We first started solid foods when they were 6 months, and he has always been a struggle to feed, but there have been times when he will eat. But not anymore.
The doctor hasn’t really given any suggestions. His weight is right on track, so the doctor isn’t concerned about development. I feel like I will be nursing forever! I was hoping to start weaning them, but I can’t if he won’t eat anything else. Has anyone experienced anything similar? Any suggestions??
Brielle, it sounds like your son may have an aversion to solid food. Feeding therapy is available, usually through your local speech therapist. When my daughters’ pediatrician suggested seeing a speech therapist for dinnertime issues, it sounded crazy to me. I quickly realized that speech therapists work with children on all aspects of oral motor control.
Feeding therapy changed our lives. I am not knowledgeable enough to be able to predict what the source of your son’s dislike of solid foods, cups and bottles is. However, my daughter suffered from trouble swallowing (dysphagia) due to poor tongue muscle control thanks to a tongue too big for her mouth (macroglossia). A few months of tongue exercises made mealtimes manageable and helped her get the calories she needed.
HDYDI author Goddess in Progress‘s youngest daughter has also been through feeding therapy and Marissa‘s son is working on it right now. Their situations sound more like your son’s. I’m pleased to report that Goddess’s daughter now willingly eats crackers, sandwiches, and other solid foods. Marissa’s son has been seen chowing down on a pickle!
- Ask your doctor for a speech therapist referral.
- If he/she is not supportive of your going down this path, get a list of available speech therapists in your area from your health insurance company.
- Document details of your feeding efforts between now and your first speech therapist appointment. Write down what you try and the details of your son’s reactions.
- Once you do start meeting with a speech therapist, make sure that he/she is someone your whole family is comfortable working with.
- Do your homework. Make sure your son does any exercises he is supposed to do. Make it fun.

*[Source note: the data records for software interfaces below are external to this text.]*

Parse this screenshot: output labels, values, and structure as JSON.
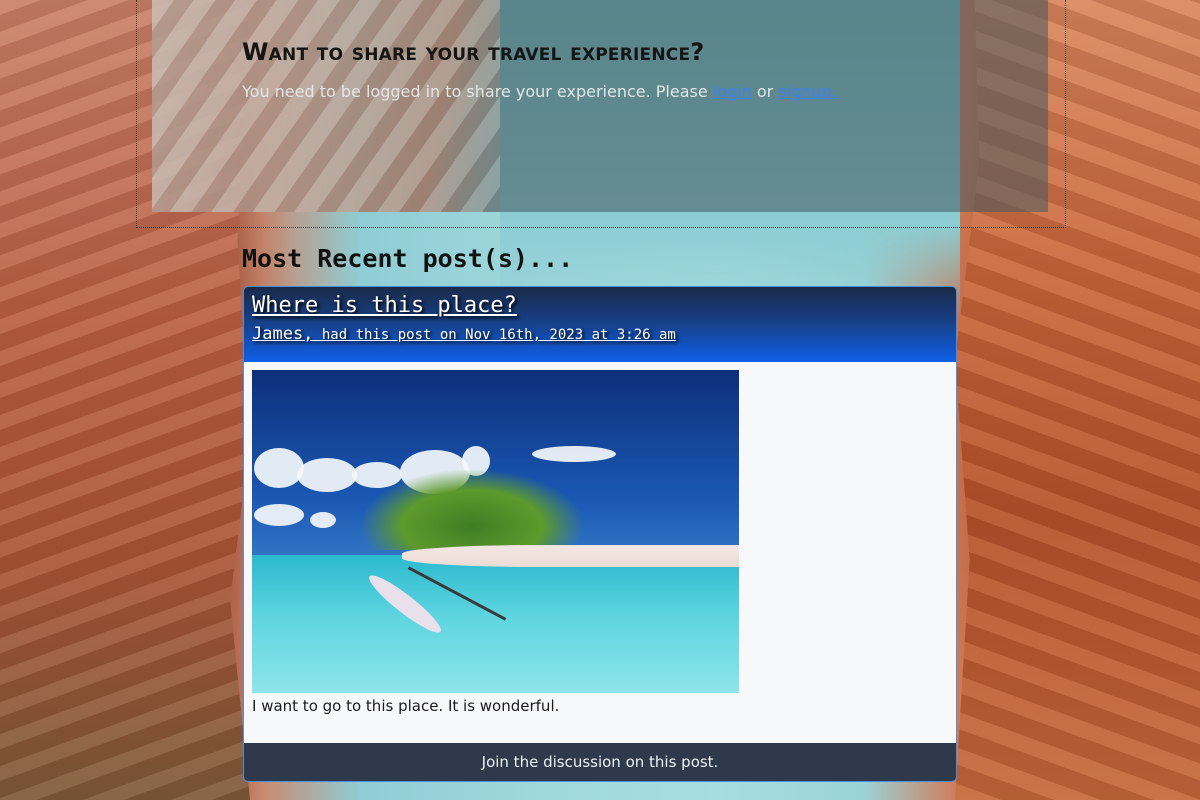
{
  "share": {
    "title": "Want to share your travel experience?",
    "text_before": "You need to be logged in to share your experience. Please ",
    "login_label": "login",
    "or_text": " or ",
    "signup_label": "signup."
  },
  "recent": {
    "heading": "Most Recent post(s)..."
  },
  "post": {
    "title": "Where is this place?",
    "author": "James,",
    "meta": " had this post on Nov 16th, 2023 at 3:26 am",
    "caption": "I want to go to this place. It is wonderful.",
    "footer_link": "Join the discussion on this post."
  },
  "colors": {
    "link": "#3b82f6",
    "header_gradient_end": "#0f5fe8",
    "footer_bg": "#2e3a4b"
  }
}
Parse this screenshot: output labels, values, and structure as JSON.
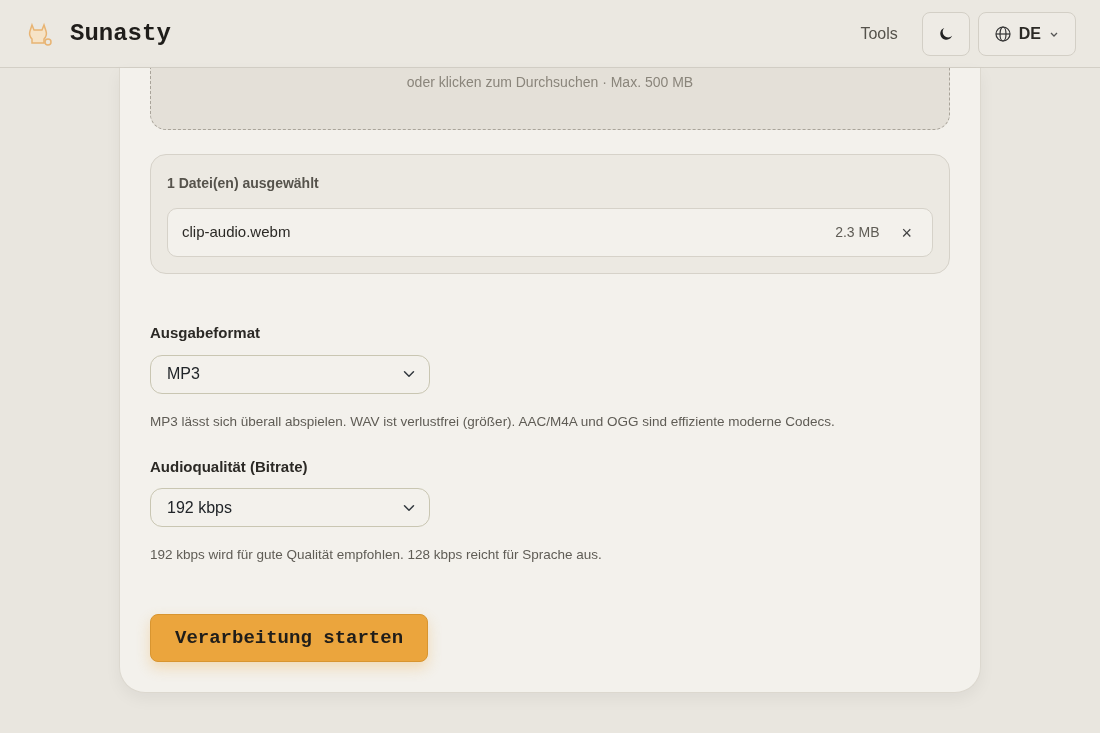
{
  "header": {
    "brand": "Sunasty",
    "nav_link": "Tools",
    "language": "DE"
  },
  "dropzone": {
    "hint": "oder klicken zum Durchsuchen · Max. 500 MB"
  },
  "selected_files": {
    "title": "1 Datei(en) ausgewählt",
    "files": [
      {
        "name": "clip-audio.webm",
        "size": "2.3 MB",
        "remove": "×"
      }
    ]
  },
  "fields": [
    {
      "label": "Ausgabeformat",
      "value": "MP3",
      "help": "MP3 lässt sich überall abspielen. WAV ist verlustfrei (größer). AAC/M4A und OGG sind effiziente moderne Codecs."
    },
    {
      "label": "Audioqualität (Bitrate)",
      "value": "192 kbps",
      "help": "192 kbps wird für gute Qualität empfohlen. 128 kbps reicht für Sprache aus."
    }
  ],
  "submit": "Verarbeitung starten"
}
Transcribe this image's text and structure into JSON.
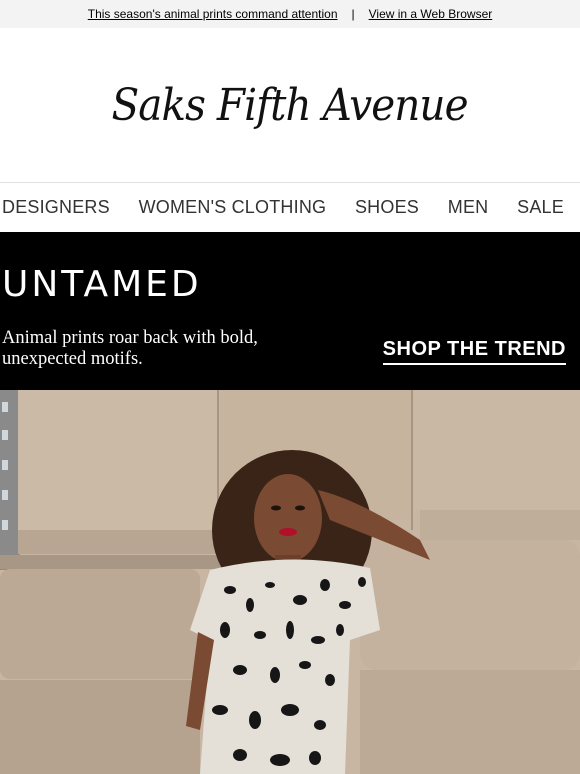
{
  "preheader": {
    "message": "This season's animal prints command attention",
    "separator": "|",
    "browser_link": "View in a Web Browser"
  },
  "brand": {
    "logo_text": "Saks Fifth Avenue"
  },
  "nav": {
    "items": [
      {
        "label": "DESIGNERS"
      },
      {
        "label": "WOMEN'S CLOTHING"
      },
      {
        "label": "SHOES"
      },
      {
        "label": "MEN"
      },
      {
        "label": "SALE"
      }
    ]
  },
  "hero": {
    "headline": "UNTAMED",
    "subline": "Animal prints roar back with bold, unexpected motifs.",
    "cta": "SHOP THE TREND"
  },
  "photo": {
    "subject": "model-in-animal-print-dress",
    "colors": {
      "stone": "#c8b6a2",
      "stone_dark": "#a89684",
      "dress": "#e4e0d8",
      "spots": "#161616",
      "skin": "#7a4a32",
      "hair": "#3a2418",
      "lips": "#b0102a"
    }
  }
}
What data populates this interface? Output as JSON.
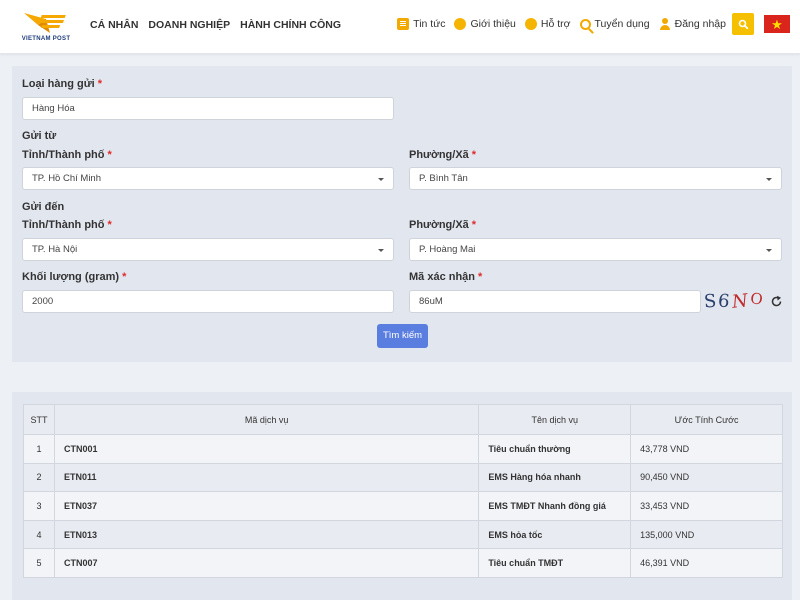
{
  "header": {
    "logo_text": "VIETNAM POST",
    "nav": [
      "CÁ NHÂN",
      "DOANH NGHIỆP",
      "HÀNH CHÍNH CÔNG"
    ],
    "top_links": [
      {
        "label": "Tin tức",
        "icon": "newspaper-icon"
      },
      {
        "label": "Giới thiệu",
        "icon": "info-icon"
      },
      {
        "label": "Hỗ trợ",
        "icon": "support-icon"
      },
      {
        "label": "Tuyển dụng",
        "icon": "recruit-search-icon"
      },
      {
        "label": "Đăng nhập",
        "icon": "user-icon"
      }
    ],
    "flag_star": "★",
    "accent_color": "#f5c000",
    "flag_color": "#da251d"
  },
  "form": {
    "goods_type_label": "Loại hàng gửi",
    "goods_type_value": "Hàng Hóa",
    "from_heading": "Gửi từ",
    "from_province_label": "Tỉnh/Thành phố",
    "from_province_value": "TP. Hồ Chí Minh",
    "from_ward_label": "Phường/Xã",
    "from_ward_value": "P. Bình Tân",
    "to_heading": "Gửi đến",
    "to_province_label": "Tỉnh/Thành phố",
    "to_province_value": "TP. Hà Nội",
    "to_ward_label": "Phường/Xã",
    "to_ward_value": "P. Hoàng Mai",
    "weight_label": "Khối lượng (gram)",
    "weight_value": "2000",
    "captcha_label": "Mã xác nhận",
    "captcha_value": "86uM",
    "captcha_chars": [
      "S",
      "6",
      "N",
      "O"
    ],
    "required_mark": "*",
    "submit_label": "Tìm kiếm",
    "submit_color": "#5a7de0"
  },
  "results": {
    "headers": [
      "STT",
      "Mã dịch vụ",
      "Tên dịch vụ",
      "Ước Tính Cước"
    ],
    "rows": [
      {
        "stt": "1",
        "code": "CTN001",
        "name": "Tiêu chuẩn thường",
        "fee": "43,778 VND"
      },
      {
        "stt": "2",
        "code": "ETN011",
        "name": "EMS Hàng hóa nhanh",
        "fee": "90,450 VND"
      },
      {
        "stt": "3",
        "code": "ETN037",
        "name": "EMS TMĐT Nhanh đồng giá",
        "fee": "33,453 VND"
      },
      {
        "stt": "4",
        "code": "ETN013",
        "name": "EMS hỏa tốc",
        "fee": "135,000 VND"
      },
      {
        "stt": "5",
        "code": "CTN007",
        "name": "Tiêu chuẩn TMĐT",
        "fee": "46,391 VND"
      }
    ]
  }
}
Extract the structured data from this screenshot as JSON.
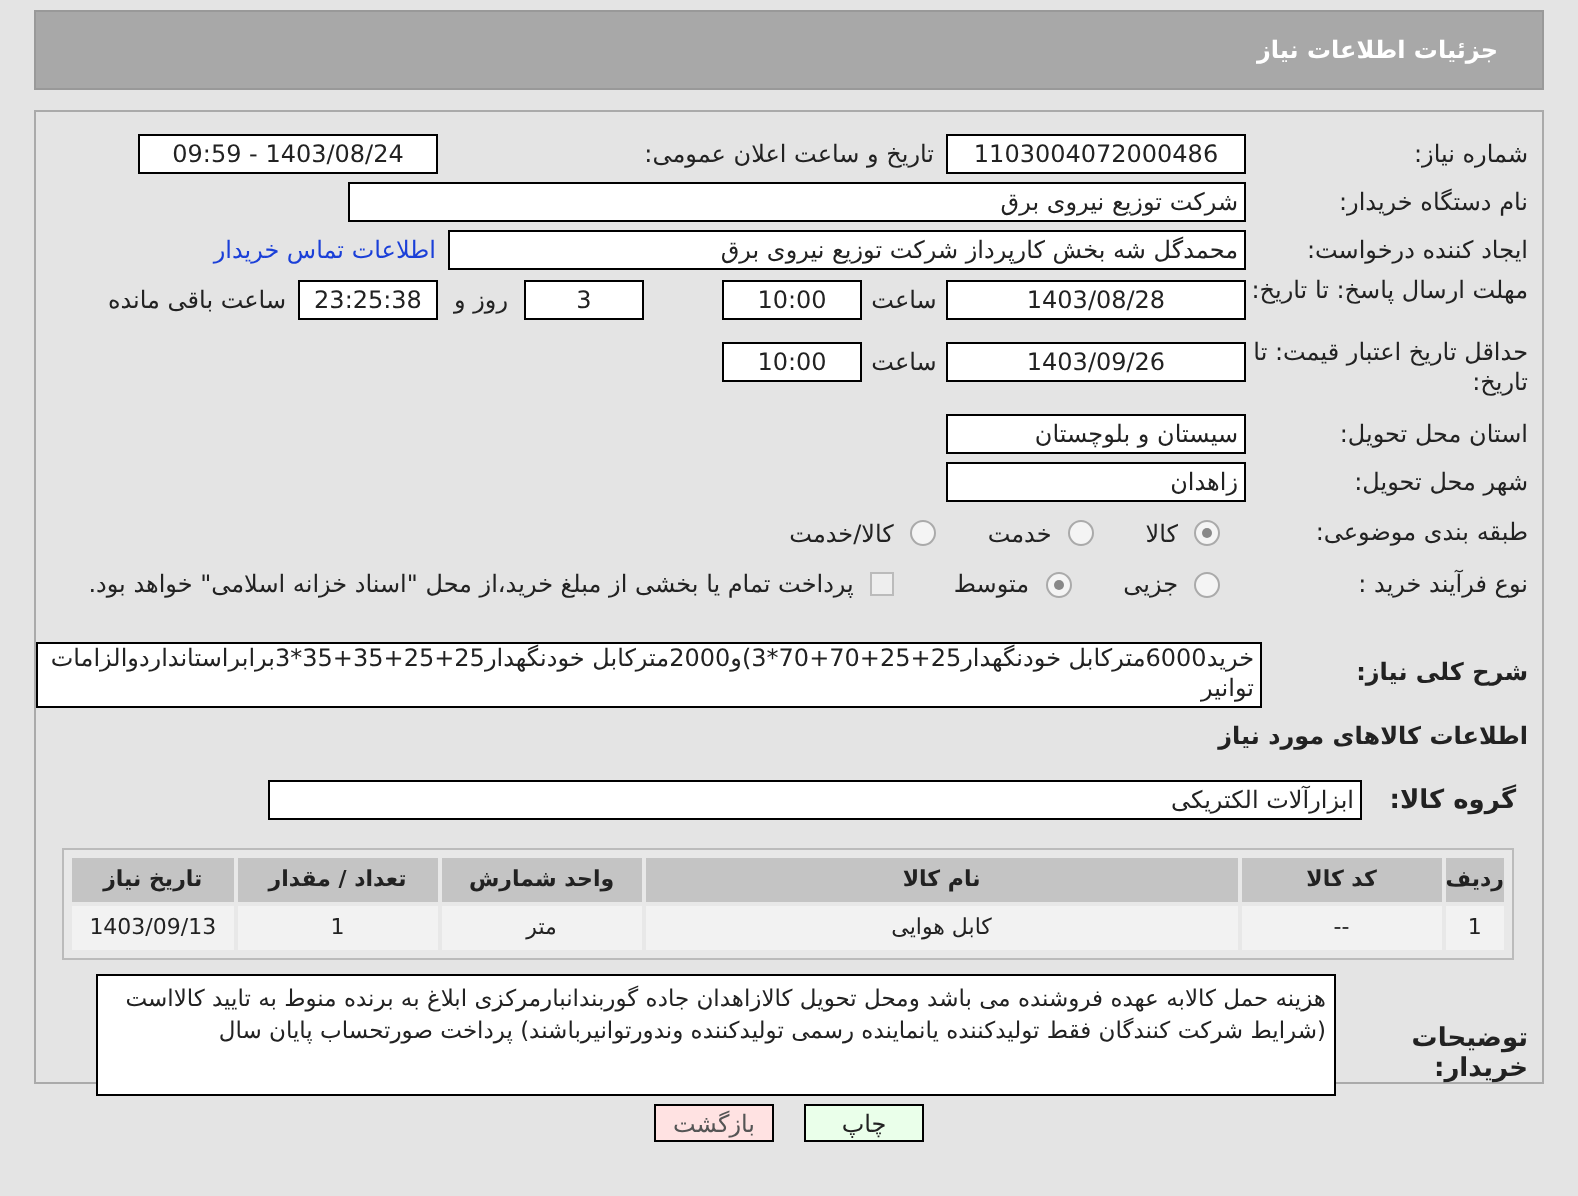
{
  "header": {
    "title": "جزئیات اطلاعات نیاز"
  },
  "need_number": {
    "label": "شماره نیاز:",
    "value": "1103004072000486"
  },
  "announce": {
    "label": "تاریخ و ساعت اعلان عمومی:",
    "value": "1403/08/24 - 09:59"
  },
  "buyer": {
    "label": "نام دستگاه خریدار:",
    "value": "شرکت توزیع نیروی برق"
  },
  "creator": {
    "label": "ایجاد کننده درخواست:",
    "value": "محمدگل شه بخش کارپرداز شرکت توزیع نیروی برق",
    "link": "اطلاعات تماس خریدار"
  },
  "reply_deadline": {
    "label": "مهلت ارسال پاسخ: تا تاریخ:",
    "date": "1403/08/28",
    "time_label": "ساعت",
    "time": "10:00",
    "days": "3",
    "days_label": "روز و",
    "remaining": "23:25:38",
    "remaining_label": "ساعت باقی مانده"
  },
  "price_validity": {
    "label": "حداقل تاریخ اعتبار قیمت: تا تاریخ:",
    "date": "1403/09/26",
    "time_label": "ساعت",
    "time": "10:00"
  },
  "province": {
    "label": "استان محل تحویل:",
    "value": "سیستان و بلوچستان"
  },
  "city": {
    "label": "شهر محل تحویل:",
    "value": "زاهدان"
  },
  "category": {
    "label": "طبقه بندی موضوعی:",
    "options": [
      {
        "label": "کالا",
        "selected": true
      },
      {
        "label": "خدمت",
        "selected": false
      },
      {
        "label": "کالا/خدمت",
        "selected": false
      }
    ]
  },
  "process": {
    "label": "نوع فرآیند خرید :",
    "options": [
      {
        "label": "جزیی",
        "selected": false
      },
      {
        "label": "متوسط",
        "selected": true
      }
    ],
    "treasury": {
      "checked": false,
      "text": "پرداخت تمام یا بخشی از مبلغ خرید،از محل \"اسناد خزانه اسلامی\" خواهد بود."
    }
  },
  "description": {
    "label": "شرح کلی نیاز:",
    "value": "خرید6000متركابل خودنگهدار25+25+70+70*3)و2000متركابل خودنگهدار25+25+35+35*3برابراستانداردوالزامات توانیر"
  },
  "goods_heading": "اطلاعات کالاهای مورد نیاز",
  "goods_group": {
    "label": "گروه کالا:",
    "value": "ابزارآلات الکتریکی"
  },
  "table": {
    "columns": [
      "ردیف",
      "کد کالا",
      "نام کالا",
      "واحد شمارش",
      "تعداد / مقدار",
      "تاریخ نیاز"
    ],
    "rows": [
      [
        "1",
        "--",
        "کابل هوایی",
        "متر",
        "1",
        "1403/09/13"
      ]
    ]
  },
  "notes": {
    "label": "توضیحات خریدار:",
    "value": "هزینه حمل کالابه عهده فروشنده می باشد ومحل تحویل کالازاهدان جاده گوربندانبارمرکزی  ابلاغ به برنده منوط به تایید کالااست (شرایط شرکت کنندگان فقط تولیدکننده یانماینده رسمی تولیدکننده وندورتوانیرباشند) پرداخت صورتحساب پایان سال"
  },
  "buttons": [
    {
      "label": "چاپ",
      "kind": "print"
    },
    {
      "label": "بازگشت",
      "kind": "back"
    }
  ]
}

Please let us know how it goes, Brielle. And HUGE kudos for having breastfed twins for a full year!
Anyone have other advice for Brielle? Your own feeding therapy stories?